Chile is the world's main producer of copper, responsible for a third of global supply.
The bill was approved by 79 votes to 47 in the Chamber of Deputies, and will now be sent to the Senate, from which it requires final approval.
It envisions a royalty of three percent on the sales of copper and lithium for the government to spend on social plans in the midst of the global coronavirus pandemic, and environmental compensation in mining areas.
The leftist proposal is opposed by the conservative government of President Sebastian Pinera, and the mining industry complains of already operating under a high tax burden.
Mining and Energy Minister Juan Carlos Llobet says the country already has a tax on mining activity, and introducing another put Chile at a disadvantage compared to its competitors.
The move comes as the price of copper reached a ten-year high last week at over $10,000 per ton.
Chile is home to the world's main copper mines, mainly in the Atacama desert where the country's richest deposits are found.
Copper is an efficient conductor of electricity and heat, used widely in systems to generate power from solar, hydro, thermal and wind sources.

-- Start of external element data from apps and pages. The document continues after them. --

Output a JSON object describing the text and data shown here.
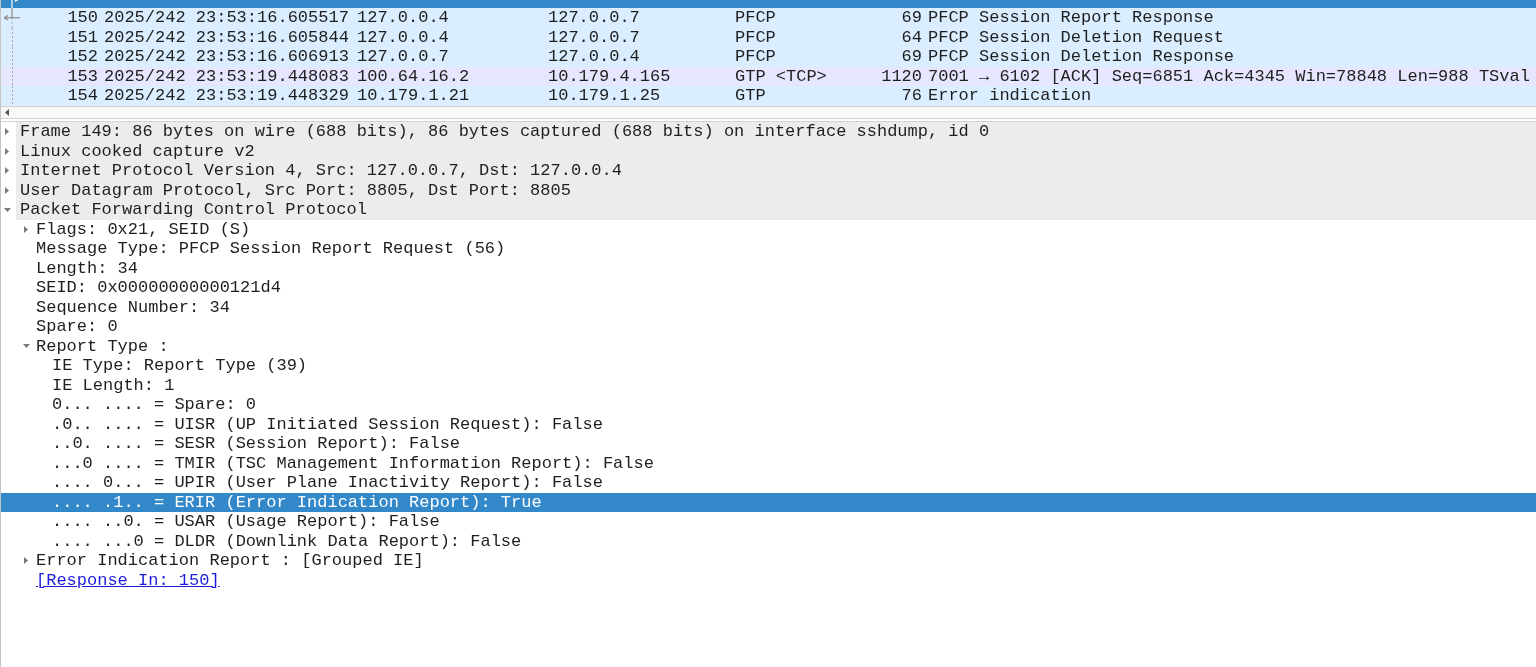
{
  "packets": [
    {
      "kind": "request",
      "selected": true
    },
    {
      "cells": [
        "150",
        "2025/242 23:53:16.605517",
        "127.0.0.4",
        "127.0.0.7",
        "PFCP",
        "69",
        "PFCP Session Report Response"
      ],
      "kind": "response",
      "selected": false,
      "color": "#daeeff"
    },
    {
      "cells": [
        "151",
        "2025/242 23:53:16.605844",
        "127.0.0.4",
        "127.0.0.7",
        "PFCP",
        "64",
        "PFCP Session Deletion Request"
      ],
      "kind": "other",
      "selected": false,
      "color": "#daeeff"
    },
    {
      "cells": [
        "152",
        "2025/242 23:53:16.606913",
        "127.0.0.7",
        "127.0.0.4",
        "PFCP",
        "69",
        "PFCP Session Deletion Response"
      ],
      "kind": "other",
      "selected": false,
      "color": "#daeeff"
    },
    {
      "cells": [
        "153",
        "2025/242 23:53:19.448083",
        "100.64.16.2",
        "10.179.4.165",
        "GTP <TCP>",
        "1120",
        "7001 → 6102 [ACK] Seq=6851 Ack=4345 Win=78848 Len=988 TSval"
      ],
      "kind": "other",
      "selected": false,
      "color": "#e7e6ff"
    },
    {
      "cells": [
        "154",
        "2025/242 23:53:19.448329",
        "10.179.1.21",
        "10.179.1.25",
        "GTP",
        "76",
        "Error indication"
      ],
      "kind": "other",
      "selected": false,
      "color": "#daeeff"
    }
  ],
  "details": [
    {
      "label": "Frame 149: 86 bytes on wire (688 bits), 86 bytes captured (688 bits) on interface sshdump, id 0",
      "kind": "field",
      "expanded": false,
      "selected": false
    },
    {
      "label": "Linux cooked capture v2",
      "kind": "field",
      "expanded": false,
      "selected": false
    },
    {
      "label": "Internet Protocol Version 4, Src: 127.0.0.7, Dst: 127.0.0.4",
      "kind": "field",
      "expanded": false,
      "selected": false
    },
    {
      "label": "User Datagram Protocol, Src Port: 8805, Dst Port: 8805",
      "kind": "field",
      "expanded": false,
      "selected": false
    },
    {
      "label": "Packet Forwarding Control Protocol",
      "kind": "field",
      "expanded": true,
      "selected": false,
      "children": [
        {
          "label": "Flags: 0x21, SEID (S)",
          "kind": "field",
          "expanded": false,
          "selected": false
        },
        {
          "label": "Message Type: PFCP Session Report Request (56)",
          "kind": "field",
          "selected": false
        },
        {
          "label": "Length: 34",
          "kind": "field",
          "selected": false
        },
        {
          "label": "SEID: 0x00000000000121d4",
          "kind": "field",
          "selected": false
        },
        {
          "label": "Sequence Number: 34",
          "kind": "field",
          "selected": false
        },
        {
          "label": "Spare: 0",
          "kind": "field",
          "selected": false
        },
        {
          "label": "Report Type :",
          "kind": "field",
          "expanded": true,
          "selected": false,
          "children": [
            {
              "label": "IE Type: Report Type (39)",
              "kind": "field",
              "selected": false
            },
            {
              "label": "IE Length: 1",
              "kind": "field",
              "selected": false
            },
            {
              "label": "0... .... = Spare: 0",
              "kind": "field",
              "selected": false
            },
            {
              "label": ".0.. .... = UISR (UP Initiated Session Request): False",
              "kind": "field",
              "selected": false
            },
            {
              "label": "..0. .... = SESR (Session Report): False",
              "kind": "field",
              "selected": false
            },
            {
              "label": "...0 .... = TMIR (TSC Management Information Report): False",
              "kind": "field",
              "selected": false
            },
            {
              "label": ".... 0... = UPIR (User Plane Inactivity Report): False",
              "kind": "field",
              "selected": false
            },
            {
              "label": ".... .1.. = ERIR (Error Indication Report): True",
              "kind": "field",
              "selected": true
            },
            {
              "label": ".... ..0. = USAR (Usage Report): False",
              "kind": "field",
              "selected": false
            },
            {
              "label": ".... ...0 = DLDR (Downlink Data Report): False",
              "kind": "field",
              "selected": false
            }
          ]
        },
        {
          "label": "Error Indication Report : [Grouped IE]",
          "kind": "field",
          "expanded": false,
          "selected": false
        },
        {
          "label": "[Response In: 150]",
          "kind": "link",
          "selected": false
        }
      ]
    }
  ]
}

Chile is also one of the world's top producers of lithium, used in electric car batteries and laptops.